Dr. Elizabeth McIngvale is the founder of the Peace of Mind Foundation, which is a non-profit organization dedicated to improving the quality of life for people suffering from OCD. She was the first ever national spokesperson for the International Obsessive Compulsive Foundation – where she is now a member of the board of directors – and she regularly engages in advocacy, clinical work, research and teaching related to OCD, anxiety disorders and the mental health stigma.

We sat down with Dr. McIngvale on Day 5 of OCD Awareness Week to talk about why this is an important week and how you can find OCD treatment and community. 

Why is it important to spread awareness about OCD and what do you want people to know about it?

OCD, like any mental health condition, is a hidden and silent illness. Many people can be suffering without anyone even knowing because it’s just not visible. It’s important that people acknowledge it as an illness and as something that’s real and disabling. A lot of people don’t understand the severity of it.

We’re slowly getting better as a culture about recognizing and treating mental health conditions – but it’s a space that has historically had a stigma and a lot of misunderstanding. Do you think OCD specifically is often misunderstood?

Absolutely – the slogan we love is “OCD is not an adjective.” It’s a perfect statement because so many people refer to OCD incorrectly – they might say, “you should see my coworker’s desk, she’s so OCD.” 

But OCD is not just these simple personality characteristics and it doesn’t refer to someone who is a “neat freak” or likes to have things a certain way. It’s a disabling, chronic mental illness – it’s actually one of the top 10 reasons why people file for disability in the U.S.

OCD specifically is one of the top 10 reasons, not just mental health conditions?

Yes – OCD affects 3% of the worldwide population, which makes it one of the most prevalent chronic mental health conditions. That’s more prevalent than bipolar disorder or schizophrenia, for example.

How can someone know if they might have OCD or could benefit from treatment?

There’s no handbook for it, and it can be subjective. But ask yourself if any characteristics, rituals or behaviors are interfering with your ability to function or causing distress or depression. 

There’s no such thing as getting treatment too soon. My view is, why wait? It’s better to get your symptoms addressed as soon as possible instead of waiting until they are really interfering with your life to address them.

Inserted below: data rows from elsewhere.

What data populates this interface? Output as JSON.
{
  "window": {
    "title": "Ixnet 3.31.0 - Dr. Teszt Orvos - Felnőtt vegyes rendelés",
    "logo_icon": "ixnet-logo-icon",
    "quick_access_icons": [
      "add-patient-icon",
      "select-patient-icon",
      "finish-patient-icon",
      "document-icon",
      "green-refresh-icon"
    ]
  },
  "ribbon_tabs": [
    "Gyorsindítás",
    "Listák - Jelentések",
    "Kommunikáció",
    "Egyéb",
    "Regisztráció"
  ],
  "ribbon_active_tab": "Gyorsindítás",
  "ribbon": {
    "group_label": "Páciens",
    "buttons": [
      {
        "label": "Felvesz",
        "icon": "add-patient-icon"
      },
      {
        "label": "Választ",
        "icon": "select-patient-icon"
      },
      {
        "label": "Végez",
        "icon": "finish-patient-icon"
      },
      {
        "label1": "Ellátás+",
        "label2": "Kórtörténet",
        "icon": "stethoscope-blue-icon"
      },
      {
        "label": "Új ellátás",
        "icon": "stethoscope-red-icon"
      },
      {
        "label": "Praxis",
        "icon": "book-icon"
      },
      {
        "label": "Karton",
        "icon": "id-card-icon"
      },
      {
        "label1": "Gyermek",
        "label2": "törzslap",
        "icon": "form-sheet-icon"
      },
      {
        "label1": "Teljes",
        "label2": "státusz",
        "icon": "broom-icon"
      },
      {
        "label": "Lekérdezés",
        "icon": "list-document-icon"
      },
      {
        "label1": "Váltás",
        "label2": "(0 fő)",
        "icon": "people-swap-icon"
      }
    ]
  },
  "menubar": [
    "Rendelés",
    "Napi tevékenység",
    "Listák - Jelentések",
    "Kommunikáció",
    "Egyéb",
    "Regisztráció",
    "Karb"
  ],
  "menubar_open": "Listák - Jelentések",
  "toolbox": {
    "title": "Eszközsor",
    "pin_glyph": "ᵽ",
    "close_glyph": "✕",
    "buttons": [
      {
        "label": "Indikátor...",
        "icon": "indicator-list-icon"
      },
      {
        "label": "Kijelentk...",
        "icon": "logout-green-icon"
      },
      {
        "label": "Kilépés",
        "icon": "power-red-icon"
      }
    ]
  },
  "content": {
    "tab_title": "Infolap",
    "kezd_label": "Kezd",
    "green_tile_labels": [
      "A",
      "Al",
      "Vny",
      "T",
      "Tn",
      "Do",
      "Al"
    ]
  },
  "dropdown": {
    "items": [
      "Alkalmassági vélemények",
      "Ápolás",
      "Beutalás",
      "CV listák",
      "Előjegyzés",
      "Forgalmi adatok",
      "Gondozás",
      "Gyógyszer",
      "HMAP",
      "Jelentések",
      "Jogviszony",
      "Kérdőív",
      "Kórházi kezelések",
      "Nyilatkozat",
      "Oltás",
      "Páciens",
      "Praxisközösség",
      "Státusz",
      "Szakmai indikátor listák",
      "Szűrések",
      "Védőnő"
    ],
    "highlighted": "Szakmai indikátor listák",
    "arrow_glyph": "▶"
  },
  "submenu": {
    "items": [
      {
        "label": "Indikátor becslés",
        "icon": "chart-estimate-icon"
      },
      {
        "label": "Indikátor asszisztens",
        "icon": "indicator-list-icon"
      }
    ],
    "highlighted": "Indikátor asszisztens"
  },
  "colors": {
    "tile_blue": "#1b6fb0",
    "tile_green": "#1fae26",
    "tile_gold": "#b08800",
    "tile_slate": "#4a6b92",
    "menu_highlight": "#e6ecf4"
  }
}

If someone has decided to seek treatment for OCD, what can they expect? 

Treatment for OCD is exposure with response prevention, which is a specific form of cognitive behavioral therapy (CBT). It’s basically exactly what it sounds like – you slowly and systematically expose individuals to the things they’re afraid of – to their perceived fears or the things that cause them anxiety – and teach them how to manage it and lean into it without ritualizing. 

You’ve said before how important it was for you to meet other people who were also struggling with OCD – how can people find those communities?

You can go to PeaceOfMind.com and learn more about ways you can join our community – we offer online and in-person support groups. You can also visit the International OCD Foundation website, which offers so many ways to connect with other people, including a yearly conference. 

Is there anything else you want people to know about OCD?

The most important thing is just knowing that treatment works and that there is effective care for people with OCD. So many of us are afraid to talk about it because we don’t know what people are going to think – but the reality is that OCD is a prevalent illness and treatment really can help.